  • Right...OK. This might be a little embarrassing now. When I was a young girl, a relative made me the most beautiful Pocahontas outfit. I was a bit of a wild child, so instantly fell in love with the idea of running barefoot through the open fields of my family estate, letting the wind blow through my hair and becoming one with nature. Yeah...pretty sure these days it would make a great 'what I think I look like'/'what I actually look like' meme.

  • I'll be honest, I'm not a great lover of cooking. I inherited the gardening gene from my family, but I certainly haven't inherited the rich culinary gene which runs through my family. Don't get me wrong, I am a capable cook in the kitchen and can make a pretty mean roast. My husband would say that my signature dish is lasagne. But I much prefer the eating part of it all, rather than the cooking part.

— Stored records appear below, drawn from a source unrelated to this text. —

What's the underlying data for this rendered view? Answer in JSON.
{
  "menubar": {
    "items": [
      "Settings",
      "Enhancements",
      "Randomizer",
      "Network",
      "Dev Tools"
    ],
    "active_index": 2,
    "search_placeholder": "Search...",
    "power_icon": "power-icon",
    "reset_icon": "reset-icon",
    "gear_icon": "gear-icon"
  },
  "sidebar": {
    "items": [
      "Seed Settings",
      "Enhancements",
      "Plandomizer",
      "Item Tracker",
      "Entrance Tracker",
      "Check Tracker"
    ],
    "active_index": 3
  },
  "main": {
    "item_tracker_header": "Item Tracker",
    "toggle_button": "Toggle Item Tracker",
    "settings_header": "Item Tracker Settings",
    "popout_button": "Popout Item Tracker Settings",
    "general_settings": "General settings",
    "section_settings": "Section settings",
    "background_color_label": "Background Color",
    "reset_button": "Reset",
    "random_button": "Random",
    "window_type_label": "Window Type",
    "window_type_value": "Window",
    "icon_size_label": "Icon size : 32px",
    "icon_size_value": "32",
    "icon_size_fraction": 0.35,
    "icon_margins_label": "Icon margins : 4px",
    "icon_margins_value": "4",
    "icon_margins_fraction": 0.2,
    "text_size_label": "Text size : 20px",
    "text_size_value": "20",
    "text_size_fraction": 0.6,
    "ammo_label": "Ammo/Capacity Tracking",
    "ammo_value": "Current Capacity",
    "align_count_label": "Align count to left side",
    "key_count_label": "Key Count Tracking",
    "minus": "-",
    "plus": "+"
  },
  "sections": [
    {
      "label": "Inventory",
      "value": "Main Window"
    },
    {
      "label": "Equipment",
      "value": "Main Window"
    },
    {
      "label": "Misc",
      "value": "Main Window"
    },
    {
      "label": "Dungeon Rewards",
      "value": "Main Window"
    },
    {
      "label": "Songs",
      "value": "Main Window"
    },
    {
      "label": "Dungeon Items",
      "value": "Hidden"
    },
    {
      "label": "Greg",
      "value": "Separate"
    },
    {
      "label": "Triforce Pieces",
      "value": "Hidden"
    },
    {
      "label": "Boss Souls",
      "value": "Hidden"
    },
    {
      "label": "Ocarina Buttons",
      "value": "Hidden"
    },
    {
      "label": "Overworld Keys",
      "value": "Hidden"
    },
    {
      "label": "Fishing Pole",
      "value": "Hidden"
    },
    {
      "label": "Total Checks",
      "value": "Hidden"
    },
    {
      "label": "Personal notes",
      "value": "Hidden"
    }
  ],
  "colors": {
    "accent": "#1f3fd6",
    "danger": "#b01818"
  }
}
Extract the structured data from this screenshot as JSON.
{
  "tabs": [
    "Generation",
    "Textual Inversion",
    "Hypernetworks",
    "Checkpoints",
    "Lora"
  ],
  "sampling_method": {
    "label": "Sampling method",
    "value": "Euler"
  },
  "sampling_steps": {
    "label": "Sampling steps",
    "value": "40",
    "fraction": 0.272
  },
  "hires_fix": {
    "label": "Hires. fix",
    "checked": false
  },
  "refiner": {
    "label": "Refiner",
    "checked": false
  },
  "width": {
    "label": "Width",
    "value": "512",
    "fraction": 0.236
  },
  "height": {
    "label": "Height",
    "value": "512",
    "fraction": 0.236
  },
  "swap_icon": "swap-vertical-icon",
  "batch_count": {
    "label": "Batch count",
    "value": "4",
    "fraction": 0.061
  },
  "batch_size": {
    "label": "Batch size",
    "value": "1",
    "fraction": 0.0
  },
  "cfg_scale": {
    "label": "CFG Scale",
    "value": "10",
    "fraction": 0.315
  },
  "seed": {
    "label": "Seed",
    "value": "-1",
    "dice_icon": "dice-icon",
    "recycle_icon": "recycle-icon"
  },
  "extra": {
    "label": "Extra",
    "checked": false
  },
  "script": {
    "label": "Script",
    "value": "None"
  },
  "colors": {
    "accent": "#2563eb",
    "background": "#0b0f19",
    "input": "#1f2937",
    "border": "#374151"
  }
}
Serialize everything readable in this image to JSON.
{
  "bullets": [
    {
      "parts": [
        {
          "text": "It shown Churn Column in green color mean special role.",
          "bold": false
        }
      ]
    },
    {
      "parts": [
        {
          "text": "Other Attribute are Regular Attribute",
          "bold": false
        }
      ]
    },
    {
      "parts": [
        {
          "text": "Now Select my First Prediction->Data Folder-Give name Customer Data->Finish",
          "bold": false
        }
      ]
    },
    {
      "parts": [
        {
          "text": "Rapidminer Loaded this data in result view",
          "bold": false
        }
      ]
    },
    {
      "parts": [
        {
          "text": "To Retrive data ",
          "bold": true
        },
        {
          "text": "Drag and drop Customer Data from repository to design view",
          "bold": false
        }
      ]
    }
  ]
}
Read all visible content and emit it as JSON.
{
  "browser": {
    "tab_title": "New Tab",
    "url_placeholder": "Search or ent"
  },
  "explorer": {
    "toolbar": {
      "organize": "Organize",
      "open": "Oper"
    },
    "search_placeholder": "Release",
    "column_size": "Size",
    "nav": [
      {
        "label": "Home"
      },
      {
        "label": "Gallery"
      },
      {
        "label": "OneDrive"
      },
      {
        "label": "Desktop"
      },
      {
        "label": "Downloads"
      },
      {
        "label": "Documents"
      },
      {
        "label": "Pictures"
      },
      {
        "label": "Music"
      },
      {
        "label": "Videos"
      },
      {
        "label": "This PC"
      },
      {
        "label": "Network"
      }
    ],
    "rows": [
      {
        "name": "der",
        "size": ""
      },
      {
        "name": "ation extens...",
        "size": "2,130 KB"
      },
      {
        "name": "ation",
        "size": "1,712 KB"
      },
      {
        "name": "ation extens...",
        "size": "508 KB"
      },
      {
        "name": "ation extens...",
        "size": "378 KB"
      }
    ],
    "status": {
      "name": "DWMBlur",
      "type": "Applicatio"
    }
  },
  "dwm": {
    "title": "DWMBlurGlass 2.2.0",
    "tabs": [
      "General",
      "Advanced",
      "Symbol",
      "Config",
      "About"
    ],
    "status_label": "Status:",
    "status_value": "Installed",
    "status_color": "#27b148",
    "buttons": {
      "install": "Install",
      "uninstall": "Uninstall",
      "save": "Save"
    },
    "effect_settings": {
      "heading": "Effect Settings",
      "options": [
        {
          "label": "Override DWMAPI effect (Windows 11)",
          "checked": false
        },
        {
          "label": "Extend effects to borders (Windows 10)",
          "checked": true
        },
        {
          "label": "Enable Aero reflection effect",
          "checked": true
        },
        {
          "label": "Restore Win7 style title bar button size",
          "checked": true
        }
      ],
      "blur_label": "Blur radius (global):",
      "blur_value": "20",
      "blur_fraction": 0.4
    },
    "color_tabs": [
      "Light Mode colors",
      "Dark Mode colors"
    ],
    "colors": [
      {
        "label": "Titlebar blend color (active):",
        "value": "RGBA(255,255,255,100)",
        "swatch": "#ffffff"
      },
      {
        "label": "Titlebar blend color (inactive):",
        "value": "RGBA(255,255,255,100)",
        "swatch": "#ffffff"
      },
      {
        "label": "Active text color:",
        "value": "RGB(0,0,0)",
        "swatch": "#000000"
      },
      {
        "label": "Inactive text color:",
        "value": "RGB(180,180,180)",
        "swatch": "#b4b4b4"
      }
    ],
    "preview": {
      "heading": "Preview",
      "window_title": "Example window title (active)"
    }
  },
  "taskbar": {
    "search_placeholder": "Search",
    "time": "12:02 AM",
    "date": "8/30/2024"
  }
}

  • I can remember writing being a big part of my life from a young age. It was the task I looked forward to the most in school, it was stereotypically my emotional outlet during my teen years and it's something I have dreamed of making a living from. I had been working on 'Unexpected Beginnings' for a few years before I finally braved sharing it with the world this April 2020. I still have to remember sometimes to confidently declare myself a writer and to put my inhibitions to one side when speaking to people in person about my work. But my confidence grows every day, with a wonderful community of readers now following my writing journey.

  • Write as often as possible, and treat reading as part of the process. My own writing voice and style has only developed due to the sheer volume of books I have read over the years. I mostly read books from my own genre, simply because that is the type of book I enjoy, but I also read across other genres sometimes to, just to sample a different style and learn new techniques.Writing is an art and you need to study your craft through other writers' work.

  • I do. His name is Rupert and he's a gorgeous blue whippet. We are part of a whippet community in Cornwall, where owners and their whippets often meet up for large 'zoomies' on the beach. We've been known to invade Perranporth beach, during the winter months, with over fifty whippets in one go. Rupert (AKA Roopy-Poopy, Poopy, Poopster, Roops) is the most gentle and good-natured dog I have ever known - and I used to work as a dog groomer, so I've met a lot of dogs in my lifetime - and we just love him to bits. He's also really spoilt, has his own armchair and would happily lounge in it for the entire day. Oh, and he has his own superman pyjamas for the winter because whippets don't have an insulating layer to their coat.

  • I think I'd probably have to be a little song bird, so I could fly high in the sky and sing merrily in the tree tops.

  • I love music. Listening to certain types of music is a great way to mull over ideas and to bring visuals to my mind, to awaken and revive the emotions that are needed for the writing task ahead. However, I cannot listen to music once I begin the writing process. I don't mind the gentle murmur of background noise or distant instrumental music, but apart from that, music would just be a huge distraction for me and would stop me from being able to hear my writing voice.